### What is required:
Leave out the pictures and print the rest of the entries exactly as they stand.

(Information Opens)

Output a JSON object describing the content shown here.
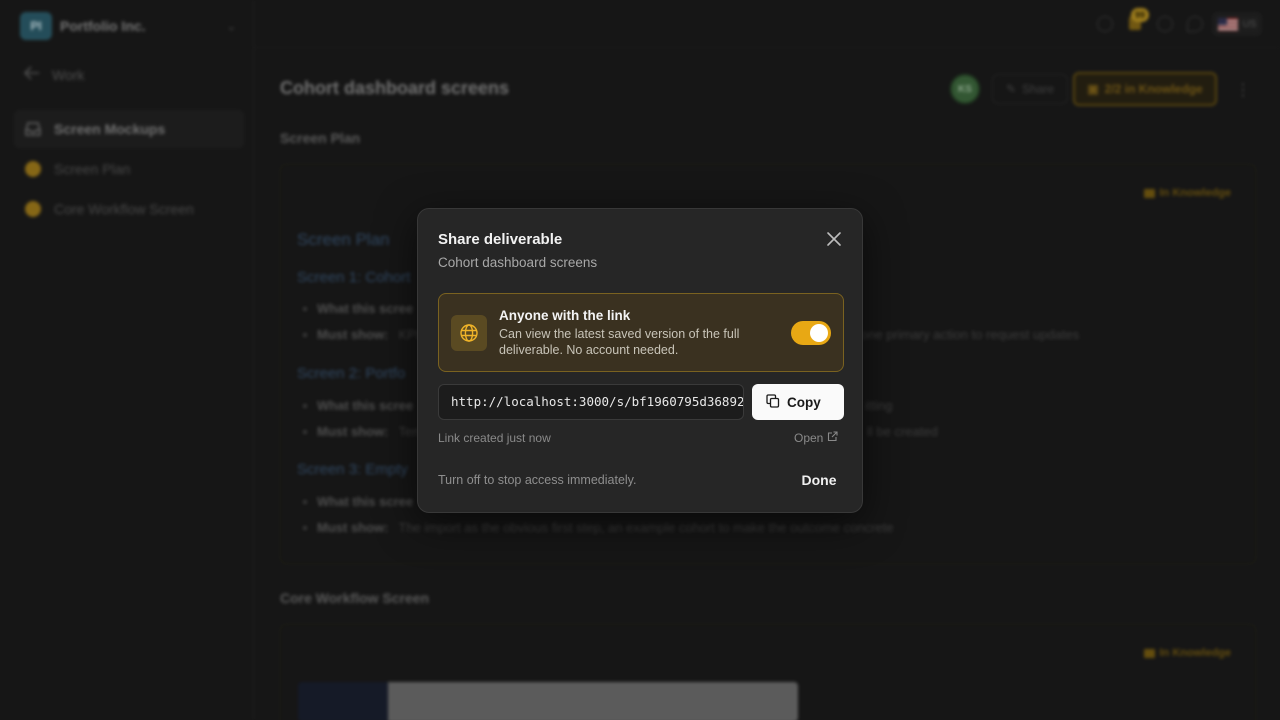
{
  "workspace": {
    "initials": "PI",
    "name": "Portfolio Inc."
  },
  "sidebar": {
    "back_label": "Work",
    "items": [
      {
        "label": "Screen Mockups",
        "icon": "inbox-icon",
        "active": true
      },
      {
        "label": "Screen Plan",
        "icon": "status-dot-icon"
      },
      {
        "label": "Core Workflow Screen",
        "icon": "status-dot-icon"
      }
    ]
  },
  "topbar": {
    "notification_count": "99",
    "language": "US"
  },
  "page": {
    "title": "Cohort dashboard screens",
    "user_initials": "KS",
    "share_label": "Share",
    "knowledge_label": "2/2 in Knowledge"
  },
  "sections": [
    {
      "heading": "Screen Plan",
      "badge": "In Knowledge",
      "doc": {
        "h1": "Screen Plan",
        "s1_heading": "Screen 1: Cohort",
        "s1_what": "What this scree",
        "s1_must_label": "Must show:",
        "s1_must_text": "KPI",
        "s1_tail": "one primary action to request updates",
        "s2_heading": "Screen 2: Portfo",
        "s2_what": "What this scree",
        "s2_what_tail": "itting",
        "s2_must_label": "Must show:",
        "s2_must_text": "Tem",
        "s2_must_tail": "ll be created",
        "s3_heading": "Screen 3: Empty",
        "s3_what": "What this scree",
        "s3_must_label": "Must show:",
        "s3_must_text": "The import as the obvious first step, an example cohort to make the outcome concrete"
      }
    },
    {
      "heading": "Core Workflow Screen",
      "badge": "In Knowledge"
    }
  ],
  "modal": {
    "title": "Share deliverable",
    "subtitle": "Cohort dashboard screens",
    "access_title": "Anyone with the link",
    "access_desc": "Can view the latest saved version of the full deliverable. No account needed.",
    "toggle_on": true,
    "url": "http://localhost:3000/s/bf1960795d36892",
    "copy_label": "Copy",
    "link_meta": "Link created just now",
    "open_label": "Open",
    "footer_note": "Turn off to stop access immediately.",
    "done_label": "Done"
  },
  "colors": {
    "accent": "#e8a814",
    "accent_border": "#7a6220",
    "modal_bg": "#262626"
  }
}
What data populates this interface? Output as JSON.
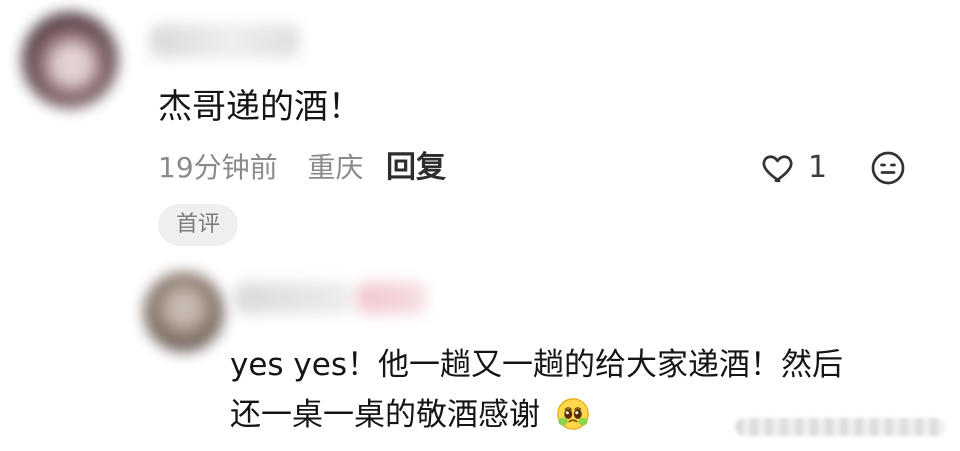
{
  "comment": {
    "text": "杰哥递的酒！",
    "time": "19分钟前",
    "location": "重庆",
    "reply_label": "回复",
    "like_count": "1",
    "badge": "首评"
  },
  "reply": {
    "line1": "yes yes！他一趟又一趟的给大家递酒！然后",
    "line2": "还一桌一桌的敬酒感谢"
  },
  "icons": {
    "like": "heart-outline-icon",
    "emoji": "smiley-icon",
    "reply_emoji": "pleading-face-emoji"
  },
  "colors": {
    "text_primary": "#151515",
    "text_secondary": "#8a8a8a",
    "badge_bg": "#efefef",
    "badge_text": "#7c7c7c"
  }
}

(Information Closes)

### Solution:
Output a JSON object describing the content shown here.
{
  "workspace": {
    "initials": "PI",
    "name": "Portfolio Inc."
  },
  "sidebar": {
    "back_label": "Work",
    "items": [
      {
        "label": "Screen Mockups",
        "icon": "inbox-icon",
        "active": true
      },
      {
        "label": "Screen Plan",
        "icon": "status-dot-icon"
      },
      {
        "label": "Core Workflow Screen",
        "icon": "status-dot-icon"
      }
    ]
  },
  "topbar": {
    "notification_count": "99",
    "language": "US"
  },
  "page": {
    "title": "Cohort dashboard screens",
    "user_initials": "KS",
    "share_label": "Share",
    "knowledge_label": "2/2 in Knowledge"
  },
  "sections": [
    {
      "heading": "Screen Plan",
      "badge": "In Knowledge",
      "doc": {
        "h1": "Screen Plan",
        "s1_heading": "Screen 1: Cohort",
        "s1_what": "What this scree",
        "s1_must_label": "Must show:",
        "s1_must_text": "KPI",
        "s1_tail": "one primary action to request updates",
        "s2_heading": "Screen 2: Portfo",
        "s2_what": "What this scree",
        "s2_what_tail": "itting",
        "s2_must_label": "Must show:",
        "s2_must_text": "Tem",
        "s2_must_tail": "ll be created",
        "s3_heading": "Screen 3: Empty",
        "s3_what": "What this scree",
        "s3_must_label": "Must show:",
        "s3_must_text": "The import as the obvious first step, an example cohort to make the outcome concrete"
      }
    },
    {
      "heading": "Core Workflow Screen",
      "badge": "In Knowledge"
    }
  ],
  "modal": {
    "title": "Share deliverable",
    "subtitle": "Cohort dashboard screens",
    "access_title": "Anyone with the link",
    "access_desc": "Can view the latest saved version of the full deliverable. No account needed.",
    "toggle_on": true,
    "url": "http://localhost:3000/s/bf1960795d36892",
    "copy_label": "Copy",
    "link_meta": "Link created just now",
    "open_label": "Open",
    "footer_note": "Turn off to stop access immediately.",
    "done_label": "Done"
  },
  "colors": {
    "accent": "#e8a814",
    "accent_border": "#7a6220",
    "modal_bg": "#262626"
  }
}
What data populates this interface? Output as JSON.
{
  "comment": {
    "text": "杰哥递的酒！",
    "time": "19分钟前",
    "location": "重庆",
    "reply_label": "回复",
    "like_count": "1",
    "badge": "首评"
  },
  "reply": {
    "line1": "yes yes！他一趟又一趟的给大家递酒！然后",
    "line2": "还一桌一桌的敬酒感谢"
  },
  "icons": {
    "like": "heart-outline-icon",
    "emoji": "smiley-icon",
    "reply_emoji": "pleading-face-emoji"
  },
  "colors": {
    "text_primary": "#151515",
    "text_secondary": "#8a8a8a",
    "badge_bg": "#efefef",
    "badge_text": "#7c7c7c"
  }
}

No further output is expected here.